Nobody really knows how all of this is going to work, and the Navy isn't even sure they really know what all is needed to make it work, but the US Navy has decided the Littoral Combat Ship will be the low cost entry level investment towards the mothership capabilities that will expose the challenges of large battle networks and allow the Navy to work through the problems and evolve towards this new way of naval warfare. Because of that - it is the LCS sailors through their innovations (which will both succeed and fail along the way, because that is what happens when you innovate) who will usher in the truly distributed network way of war at sea. If you are wondering who the innovators are in the surface warfare community over the next decade, they are in the LCS program.
So for better or worse, I share Bob Work's optimism and excitement for LCS, and I am starting to see the change of attitude in SWOs as mentioned by the CATO panel regarding LCS. LCS looks like doom and gloom in Washington, but the further one gets from DC and the closer one gets to Norfolk and San Diego, the more obvious it is that many of the young SWOs and sailors see LCS as an opportunity and a challenge, rather than the problem and a failure reflected in media narratives.
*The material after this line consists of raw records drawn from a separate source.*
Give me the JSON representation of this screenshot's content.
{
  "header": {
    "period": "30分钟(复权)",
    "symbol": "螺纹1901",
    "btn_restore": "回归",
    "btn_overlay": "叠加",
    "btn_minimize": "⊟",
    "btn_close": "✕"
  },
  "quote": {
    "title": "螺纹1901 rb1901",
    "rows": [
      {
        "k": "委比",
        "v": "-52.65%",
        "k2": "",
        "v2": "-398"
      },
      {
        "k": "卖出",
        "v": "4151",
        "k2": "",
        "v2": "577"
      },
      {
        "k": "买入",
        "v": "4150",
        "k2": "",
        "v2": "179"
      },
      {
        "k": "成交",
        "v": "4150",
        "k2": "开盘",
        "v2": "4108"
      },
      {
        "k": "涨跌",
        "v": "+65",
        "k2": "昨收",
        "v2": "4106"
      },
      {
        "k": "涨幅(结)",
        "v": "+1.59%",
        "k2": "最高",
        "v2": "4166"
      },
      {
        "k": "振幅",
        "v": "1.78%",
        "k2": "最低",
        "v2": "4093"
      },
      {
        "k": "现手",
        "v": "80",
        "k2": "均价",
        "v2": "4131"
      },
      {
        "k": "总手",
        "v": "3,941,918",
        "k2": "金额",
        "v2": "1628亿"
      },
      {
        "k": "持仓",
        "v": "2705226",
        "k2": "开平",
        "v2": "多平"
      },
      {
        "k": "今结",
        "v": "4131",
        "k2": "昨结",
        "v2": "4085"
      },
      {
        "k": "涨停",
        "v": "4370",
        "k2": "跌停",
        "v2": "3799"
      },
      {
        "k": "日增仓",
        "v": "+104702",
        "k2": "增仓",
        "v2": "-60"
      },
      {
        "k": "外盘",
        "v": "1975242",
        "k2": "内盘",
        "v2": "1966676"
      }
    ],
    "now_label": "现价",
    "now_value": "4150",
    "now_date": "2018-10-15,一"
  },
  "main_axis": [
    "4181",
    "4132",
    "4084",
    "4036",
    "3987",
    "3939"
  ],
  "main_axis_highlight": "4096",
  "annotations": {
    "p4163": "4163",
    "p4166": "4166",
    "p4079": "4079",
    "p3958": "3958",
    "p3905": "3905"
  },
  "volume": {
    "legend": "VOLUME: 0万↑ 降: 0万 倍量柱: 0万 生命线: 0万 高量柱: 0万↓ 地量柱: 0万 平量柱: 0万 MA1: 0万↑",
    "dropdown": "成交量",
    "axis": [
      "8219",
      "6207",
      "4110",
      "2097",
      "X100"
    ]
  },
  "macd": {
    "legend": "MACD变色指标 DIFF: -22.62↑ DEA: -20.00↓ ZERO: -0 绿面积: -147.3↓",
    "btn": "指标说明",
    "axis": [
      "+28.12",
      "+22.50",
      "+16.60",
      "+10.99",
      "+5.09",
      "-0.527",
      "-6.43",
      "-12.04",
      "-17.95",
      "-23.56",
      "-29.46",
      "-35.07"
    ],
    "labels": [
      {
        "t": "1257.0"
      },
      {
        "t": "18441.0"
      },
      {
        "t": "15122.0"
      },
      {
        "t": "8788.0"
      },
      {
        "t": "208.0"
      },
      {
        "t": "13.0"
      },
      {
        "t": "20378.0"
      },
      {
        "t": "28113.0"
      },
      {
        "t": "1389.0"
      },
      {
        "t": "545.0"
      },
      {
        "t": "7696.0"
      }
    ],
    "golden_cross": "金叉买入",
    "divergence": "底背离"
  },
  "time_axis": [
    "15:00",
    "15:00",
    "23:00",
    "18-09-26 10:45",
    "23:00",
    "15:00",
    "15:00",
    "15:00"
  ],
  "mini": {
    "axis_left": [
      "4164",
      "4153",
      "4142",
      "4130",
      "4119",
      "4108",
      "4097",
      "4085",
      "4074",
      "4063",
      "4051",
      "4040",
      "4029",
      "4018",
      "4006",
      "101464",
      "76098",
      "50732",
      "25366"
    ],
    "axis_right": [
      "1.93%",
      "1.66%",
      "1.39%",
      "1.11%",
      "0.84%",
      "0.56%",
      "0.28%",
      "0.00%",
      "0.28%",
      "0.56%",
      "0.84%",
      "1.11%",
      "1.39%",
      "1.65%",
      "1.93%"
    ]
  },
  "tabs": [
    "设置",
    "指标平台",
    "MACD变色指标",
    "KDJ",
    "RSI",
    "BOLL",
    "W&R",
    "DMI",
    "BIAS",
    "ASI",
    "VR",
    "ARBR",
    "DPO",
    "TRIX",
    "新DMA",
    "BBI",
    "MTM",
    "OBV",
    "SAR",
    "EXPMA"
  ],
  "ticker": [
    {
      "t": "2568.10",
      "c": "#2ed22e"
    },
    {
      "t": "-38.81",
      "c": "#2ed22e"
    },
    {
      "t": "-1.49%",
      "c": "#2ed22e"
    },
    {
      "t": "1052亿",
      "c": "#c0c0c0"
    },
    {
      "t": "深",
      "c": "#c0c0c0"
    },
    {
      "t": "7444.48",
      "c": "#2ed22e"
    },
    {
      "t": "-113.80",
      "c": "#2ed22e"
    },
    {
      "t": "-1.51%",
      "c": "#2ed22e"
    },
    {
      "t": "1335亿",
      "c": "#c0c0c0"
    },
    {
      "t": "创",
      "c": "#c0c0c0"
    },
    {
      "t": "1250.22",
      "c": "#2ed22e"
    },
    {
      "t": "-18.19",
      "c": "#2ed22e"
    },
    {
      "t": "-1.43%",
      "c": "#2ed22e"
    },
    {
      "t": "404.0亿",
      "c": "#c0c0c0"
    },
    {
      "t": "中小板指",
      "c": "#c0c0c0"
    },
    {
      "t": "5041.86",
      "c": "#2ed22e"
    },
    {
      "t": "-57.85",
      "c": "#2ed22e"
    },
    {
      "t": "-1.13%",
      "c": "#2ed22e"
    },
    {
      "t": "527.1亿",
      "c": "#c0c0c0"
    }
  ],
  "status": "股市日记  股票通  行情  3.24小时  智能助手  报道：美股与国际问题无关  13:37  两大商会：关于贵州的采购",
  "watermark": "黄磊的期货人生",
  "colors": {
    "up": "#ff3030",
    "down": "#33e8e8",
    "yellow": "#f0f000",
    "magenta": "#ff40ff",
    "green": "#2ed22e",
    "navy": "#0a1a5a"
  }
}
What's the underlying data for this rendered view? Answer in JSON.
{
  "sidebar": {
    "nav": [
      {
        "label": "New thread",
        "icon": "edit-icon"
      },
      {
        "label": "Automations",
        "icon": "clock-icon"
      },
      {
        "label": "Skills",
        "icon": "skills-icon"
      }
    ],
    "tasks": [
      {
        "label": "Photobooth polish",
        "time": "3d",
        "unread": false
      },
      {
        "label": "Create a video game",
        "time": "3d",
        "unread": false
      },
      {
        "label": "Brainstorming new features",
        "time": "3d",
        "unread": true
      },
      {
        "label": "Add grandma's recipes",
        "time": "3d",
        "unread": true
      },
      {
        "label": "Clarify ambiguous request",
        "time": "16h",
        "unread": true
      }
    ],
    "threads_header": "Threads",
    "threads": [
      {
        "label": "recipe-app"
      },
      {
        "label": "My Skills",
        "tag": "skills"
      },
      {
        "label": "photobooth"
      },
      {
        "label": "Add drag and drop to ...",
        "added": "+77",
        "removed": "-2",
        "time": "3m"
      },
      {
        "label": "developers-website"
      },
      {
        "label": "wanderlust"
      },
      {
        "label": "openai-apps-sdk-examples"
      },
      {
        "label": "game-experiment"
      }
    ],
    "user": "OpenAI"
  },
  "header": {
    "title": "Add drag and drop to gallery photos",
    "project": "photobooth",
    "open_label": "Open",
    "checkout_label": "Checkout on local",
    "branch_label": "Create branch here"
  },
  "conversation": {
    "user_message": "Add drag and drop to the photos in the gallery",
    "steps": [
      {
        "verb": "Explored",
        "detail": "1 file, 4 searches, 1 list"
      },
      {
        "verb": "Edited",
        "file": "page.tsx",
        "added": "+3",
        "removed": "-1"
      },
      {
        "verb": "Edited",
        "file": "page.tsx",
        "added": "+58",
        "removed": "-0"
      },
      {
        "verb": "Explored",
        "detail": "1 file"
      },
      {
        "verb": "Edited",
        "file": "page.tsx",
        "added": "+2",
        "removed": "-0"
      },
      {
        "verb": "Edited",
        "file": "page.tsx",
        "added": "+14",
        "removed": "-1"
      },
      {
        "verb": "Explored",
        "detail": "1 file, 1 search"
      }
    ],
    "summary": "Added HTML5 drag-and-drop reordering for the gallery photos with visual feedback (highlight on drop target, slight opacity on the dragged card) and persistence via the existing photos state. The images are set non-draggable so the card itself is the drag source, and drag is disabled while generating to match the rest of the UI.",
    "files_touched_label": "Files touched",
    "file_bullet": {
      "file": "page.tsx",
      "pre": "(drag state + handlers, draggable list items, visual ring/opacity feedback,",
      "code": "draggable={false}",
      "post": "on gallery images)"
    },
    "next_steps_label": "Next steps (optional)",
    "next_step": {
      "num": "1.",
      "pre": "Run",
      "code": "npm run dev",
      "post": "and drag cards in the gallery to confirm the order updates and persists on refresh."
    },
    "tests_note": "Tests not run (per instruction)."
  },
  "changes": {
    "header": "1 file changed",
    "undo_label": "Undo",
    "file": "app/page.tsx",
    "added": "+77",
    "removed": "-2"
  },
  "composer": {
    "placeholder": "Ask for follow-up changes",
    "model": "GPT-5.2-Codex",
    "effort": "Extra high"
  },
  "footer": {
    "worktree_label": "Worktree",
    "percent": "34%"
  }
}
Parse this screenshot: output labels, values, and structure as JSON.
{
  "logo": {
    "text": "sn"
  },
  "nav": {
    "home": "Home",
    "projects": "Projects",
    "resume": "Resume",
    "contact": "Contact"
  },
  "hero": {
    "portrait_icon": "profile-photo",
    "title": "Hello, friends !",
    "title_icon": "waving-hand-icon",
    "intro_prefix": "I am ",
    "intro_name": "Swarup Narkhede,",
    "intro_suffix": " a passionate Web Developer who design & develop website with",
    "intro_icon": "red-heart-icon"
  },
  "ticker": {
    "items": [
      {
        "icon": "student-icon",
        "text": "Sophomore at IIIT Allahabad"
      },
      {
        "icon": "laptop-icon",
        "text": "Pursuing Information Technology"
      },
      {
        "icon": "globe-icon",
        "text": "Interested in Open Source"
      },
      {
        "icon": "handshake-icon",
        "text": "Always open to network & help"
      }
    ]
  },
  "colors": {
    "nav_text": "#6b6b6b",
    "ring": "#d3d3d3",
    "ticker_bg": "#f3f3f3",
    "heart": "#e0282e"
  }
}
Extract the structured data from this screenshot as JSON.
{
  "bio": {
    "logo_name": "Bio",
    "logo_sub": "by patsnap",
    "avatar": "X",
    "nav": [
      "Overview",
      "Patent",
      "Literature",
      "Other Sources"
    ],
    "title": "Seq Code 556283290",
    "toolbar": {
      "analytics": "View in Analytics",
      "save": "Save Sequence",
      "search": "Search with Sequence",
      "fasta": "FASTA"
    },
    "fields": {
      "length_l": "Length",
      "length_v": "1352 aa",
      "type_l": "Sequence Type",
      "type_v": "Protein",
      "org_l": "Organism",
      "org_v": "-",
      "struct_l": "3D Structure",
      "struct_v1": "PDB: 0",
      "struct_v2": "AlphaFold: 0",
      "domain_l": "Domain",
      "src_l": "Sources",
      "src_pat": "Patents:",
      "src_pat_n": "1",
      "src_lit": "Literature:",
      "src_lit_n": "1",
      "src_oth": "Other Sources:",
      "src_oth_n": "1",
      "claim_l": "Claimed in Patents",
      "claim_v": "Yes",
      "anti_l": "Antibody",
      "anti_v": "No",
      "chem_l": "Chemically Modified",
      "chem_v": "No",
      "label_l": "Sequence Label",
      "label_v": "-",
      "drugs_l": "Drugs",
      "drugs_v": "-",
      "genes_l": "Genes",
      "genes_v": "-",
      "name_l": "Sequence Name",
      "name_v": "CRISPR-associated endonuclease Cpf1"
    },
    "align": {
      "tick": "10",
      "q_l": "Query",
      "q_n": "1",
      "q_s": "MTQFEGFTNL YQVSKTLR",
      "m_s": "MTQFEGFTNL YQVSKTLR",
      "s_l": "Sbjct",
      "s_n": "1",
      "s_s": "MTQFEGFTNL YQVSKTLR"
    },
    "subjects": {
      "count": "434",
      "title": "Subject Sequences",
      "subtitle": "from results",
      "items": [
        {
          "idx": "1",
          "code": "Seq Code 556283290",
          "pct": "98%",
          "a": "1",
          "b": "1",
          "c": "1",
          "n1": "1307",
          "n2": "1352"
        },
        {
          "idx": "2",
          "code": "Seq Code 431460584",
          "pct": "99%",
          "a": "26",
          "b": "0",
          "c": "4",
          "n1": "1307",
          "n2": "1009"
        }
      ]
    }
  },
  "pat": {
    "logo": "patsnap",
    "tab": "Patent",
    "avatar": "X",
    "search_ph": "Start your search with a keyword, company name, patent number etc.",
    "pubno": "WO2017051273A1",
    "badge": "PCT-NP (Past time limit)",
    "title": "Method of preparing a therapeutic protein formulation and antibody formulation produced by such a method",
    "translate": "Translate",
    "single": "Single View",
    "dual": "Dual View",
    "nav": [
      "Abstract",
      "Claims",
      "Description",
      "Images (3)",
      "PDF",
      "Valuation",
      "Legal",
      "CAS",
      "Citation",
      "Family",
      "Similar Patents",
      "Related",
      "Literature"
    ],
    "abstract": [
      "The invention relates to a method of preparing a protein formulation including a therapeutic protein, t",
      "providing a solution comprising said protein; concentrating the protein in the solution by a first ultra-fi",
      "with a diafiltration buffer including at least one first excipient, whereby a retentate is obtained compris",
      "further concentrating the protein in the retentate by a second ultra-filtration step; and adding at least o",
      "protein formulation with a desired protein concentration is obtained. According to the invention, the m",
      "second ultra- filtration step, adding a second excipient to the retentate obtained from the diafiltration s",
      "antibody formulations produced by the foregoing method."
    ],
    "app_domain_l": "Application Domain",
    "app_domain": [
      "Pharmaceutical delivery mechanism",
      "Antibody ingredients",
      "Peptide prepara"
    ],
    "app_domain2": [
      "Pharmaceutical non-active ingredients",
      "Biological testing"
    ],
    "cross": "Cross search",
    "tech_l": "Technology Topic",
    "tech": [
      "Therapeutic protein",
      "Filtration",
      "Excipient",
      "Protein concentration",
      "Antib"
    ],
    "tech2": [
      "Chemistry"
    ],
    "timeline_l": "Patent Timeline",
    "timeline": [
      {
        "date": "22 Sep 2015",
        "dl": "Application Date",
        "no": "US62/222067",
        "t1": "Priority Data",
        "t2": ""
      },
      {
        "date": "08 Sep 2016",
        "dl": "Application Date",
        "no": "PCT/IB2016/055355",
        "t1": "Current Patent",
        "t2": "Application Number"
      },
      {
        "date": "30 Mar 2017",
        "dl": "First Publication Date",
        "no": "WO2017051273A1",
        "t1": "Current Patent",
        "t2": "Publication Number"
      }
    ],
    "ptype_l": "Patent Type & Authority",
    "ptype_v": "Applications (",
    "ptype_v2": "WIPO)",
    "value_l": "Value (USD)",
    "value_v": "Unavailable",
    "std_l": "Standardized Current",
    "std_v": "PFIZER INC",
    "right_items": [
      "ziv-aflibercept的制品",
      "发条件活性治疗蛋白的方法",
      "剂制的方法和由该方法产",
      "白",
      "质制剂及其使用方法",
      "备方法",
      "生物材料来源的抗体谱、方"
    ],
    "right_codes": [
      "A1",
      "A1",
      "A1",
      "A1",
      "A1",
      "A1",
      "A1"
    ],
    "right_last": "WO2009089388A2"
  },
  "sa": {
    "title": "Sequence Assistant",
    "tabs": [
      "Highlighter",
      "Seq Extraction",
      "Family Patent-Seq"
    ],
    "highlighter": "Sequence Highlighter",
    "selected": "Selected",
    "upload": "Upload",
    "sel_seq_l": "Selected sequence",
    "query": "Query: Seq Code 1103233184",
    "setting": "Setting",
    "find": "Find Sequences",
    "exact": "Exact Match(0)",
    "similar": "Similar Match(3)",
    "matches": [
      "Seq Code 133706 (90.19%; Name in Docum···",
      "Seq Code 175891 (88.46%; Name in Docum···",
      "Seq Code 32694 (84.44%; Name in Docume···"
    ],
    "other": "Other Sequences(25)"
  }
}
Two good reads worth checking out regarding the CATO panel. First, Christopher Preble's After Action Report, and this VERY interesting discussion by Kurt Albaugh who has slides I would love to get a copy of, and is a topic I want to research before discussing myself.